M/W/F is a different story. I have all four classes in a row, and they range from the lowest levels to middle school kids, which is my new 6:50 (last) class of the day. My first day, last Monday, with these students wasn't a disaster per se, but it was one of the worst classes I've had. However, now that I've had the chance to do some more preparations and I know what to expect, today's class went much better. Teaching the middle school kids here is very similar to back in the U.S., just that they don't necessarily pick up on all of your jokes right away.

One interesting thing that happened during my last class today was that a man and woman came in during the middle of the class to take everyone's temperature. I'd never seen anything like it, but the kids were completely unfazed by the whole thing. Apparently the fear of H1N1 is so great they do this every single day during classes, so if anyone has a temperature they are immediately taken to the hospital. I know people back home must be concerned about the flu as well, but is this happening in any U.S. schools?

Other than classes, life has been pretty calm. Last weekend was very fun because we met quite a few people, and even ended up in a norae bang (karaoke room) until 4:30 in the morning with the people we just met. It was quite an experience! I'm still hoping to get photos of the kids/school and some more of the city, and I'll send out a link with all of that as soon as I can!

Thursday, September 3, 2009

First week of classes
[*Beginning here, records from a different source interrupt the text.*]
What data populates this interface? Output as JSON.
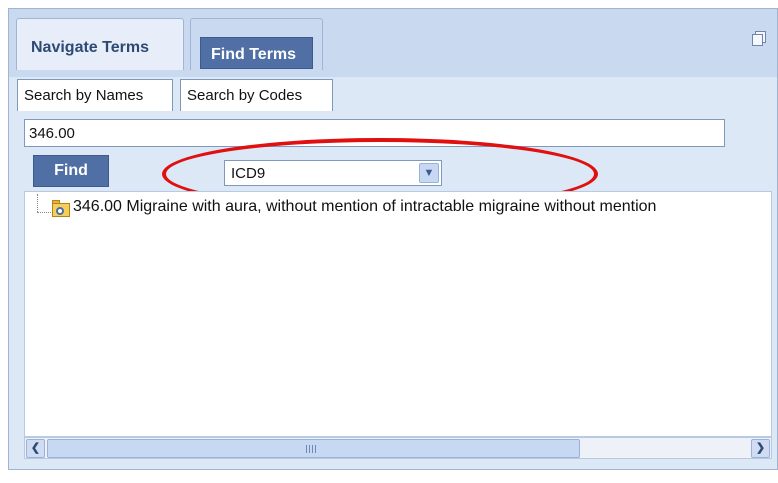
{
  "tabs": {
    "navigate_label": "Navigate Terms",
    "find_label": "Find Terms"
  },
  "subtabs": {
    "names_label": "Search by Names",
    "codes_label": "Search by Codes"
  },
  "search": {
    "value": "346.00"
  },
  "find_button_label": "Find",
  "code_system": {
    "selected": "ICD9"
  },
  "results": [
    {
      "label": "346.00 Migraine with aura, without mention of intractable migraine without mention"
    }
  ],
  "colors": {
    "accent": "#4f6fa5",
    "highlight": "#e01010",
    "panel_bg": "#dde8f6"
  },
  "icons": {
    "restore": "window-restore-icon",
    "folder": "folder-search-icon",
    "dropdown": "chevron-down-icon",
    "scroll_left": "arrow-left-icon",
    "scroll_right": "arrow-right-icon"
  }
}
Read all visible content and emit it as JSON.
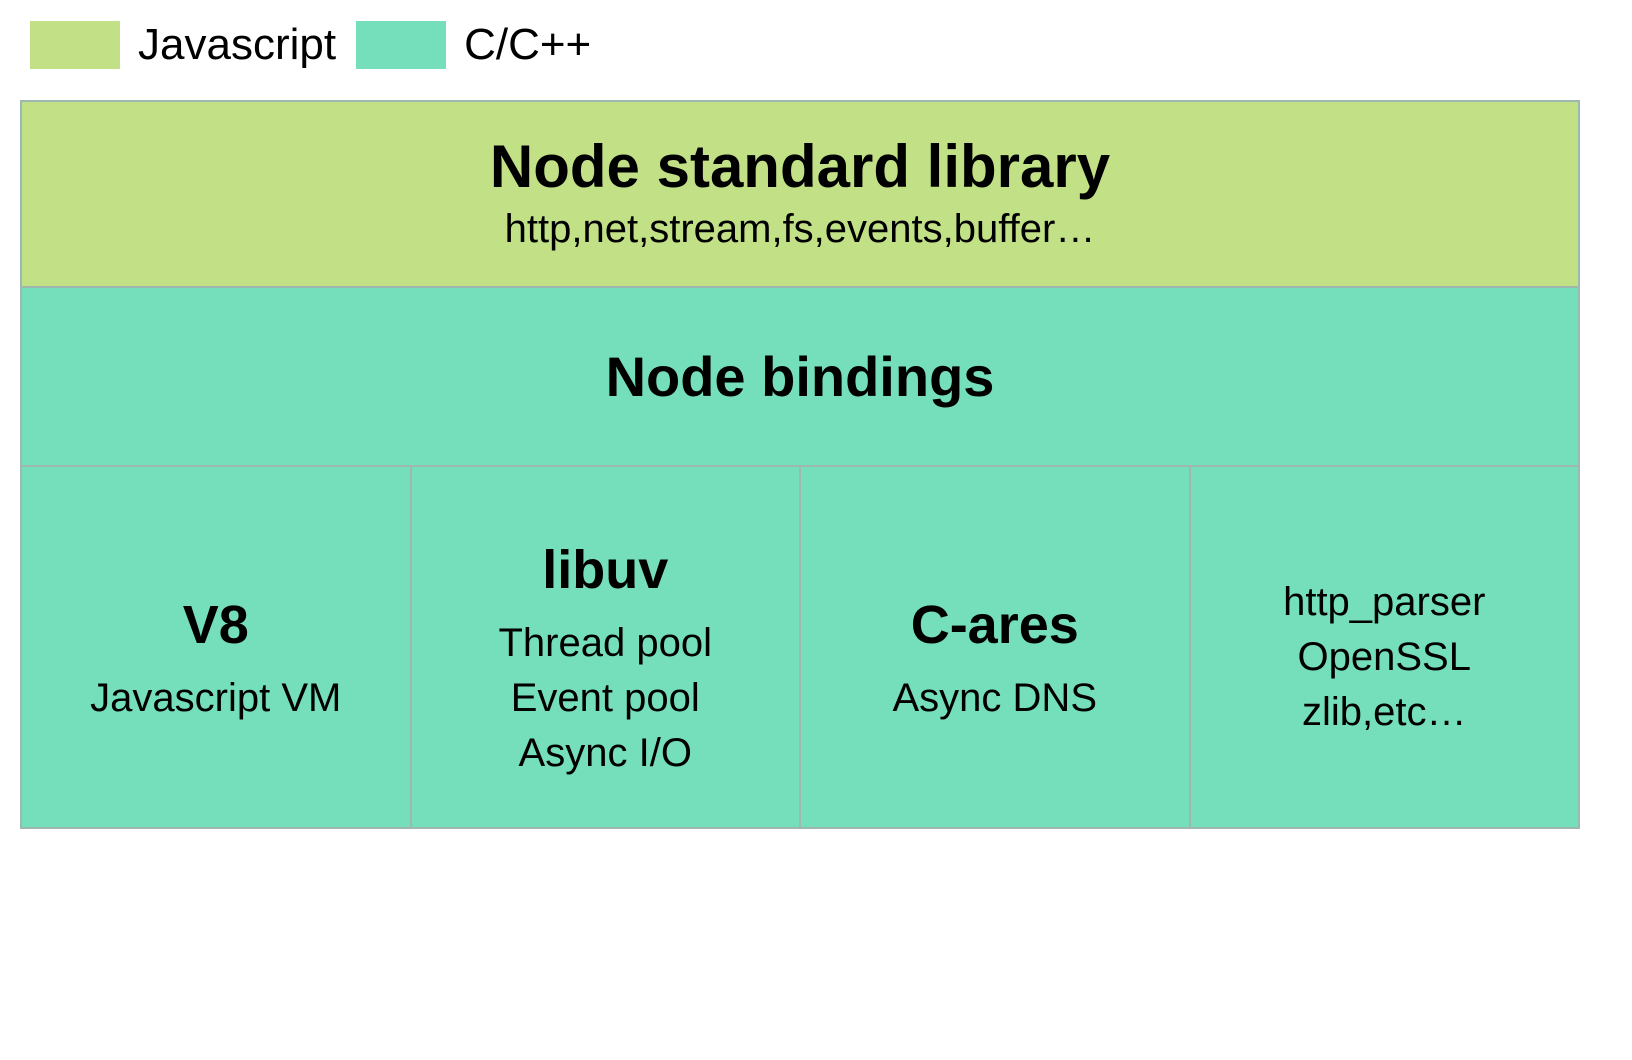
{
  "legend": {
    "js_label": "Javascript",
    "c_label": "C/C++"
  },
  "colors": {
    "js": "#c2e187",
    "c": "#75deba",
    "border": "#9fb8ae"
  },
  "layers": {
    "stdlib": {
      "title": "Node standard library",
      "subtitle": "http,net,stream,fs,events,buffer…"
    },
    "bindings": {
      "title": "Node bindings"
    },
    "boxes": [
      {
        "title": "V8",
        "lines": [
          "Javascript VM"
        ]
      },
      {
        "title": "libuv",
        "lines": [
          "Thread pool",
          "Event pool",
          "Async I/O"
        ]
      },
      {
        "title": "C-ares",
        "lines": [
          "Async DNS"
        ]
      },
      {
        "title": "",
        "lines": [
          "http_parser",
          "OpenSSL",
          "zlib,etc…"
        ]
      }
    ]
  }
}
It's now Friday in Chuncheon – just one more day of classes and I've completed a full week of work. Classes so far have ranged from pretty bad to really good. Every day I teach different classes at different levels. The kids that attend my school are just entering school, so they're quite young – Korean grades 1-3, or 7-9 years old. This can make classes both more fun, because you can play more games and the kids are very cute, but also more difficult because the majority of them are just starting out with English and with the classroom environment. For the most part though, I would say that it's been quite fun so far. Next week I start teaching a Monday/Wednesday/Friday class with older students, and I'm a bit nervous because it's focused on reading rather than the basics and games, so we'll have to see how that goes.

On the social front, we met a friend of a friend of a friend (etc.) last night for dinner. It was an interesting experience – we tried dak galbi, which is supposed to be a local specialty. If we hadn't been meeting a stranger I would have been taking pictures, but it was a huge pan of chicken, cabbage and other vegetables, and rice noodles in a spicy sauce. Though it was quite a bit spicier than I'm used to, I'm proud to say that I ate quite a bit of it and even enjoyed it.

Tonight we have plans to meet some of the teachers who work on the floor below us at a local bar. It should at least be entertaining to go out and see what the weekend nightlife consists of in this city. From what I've seen and heard, this city (and country) is extremely safe, so that shouldn't be a problem.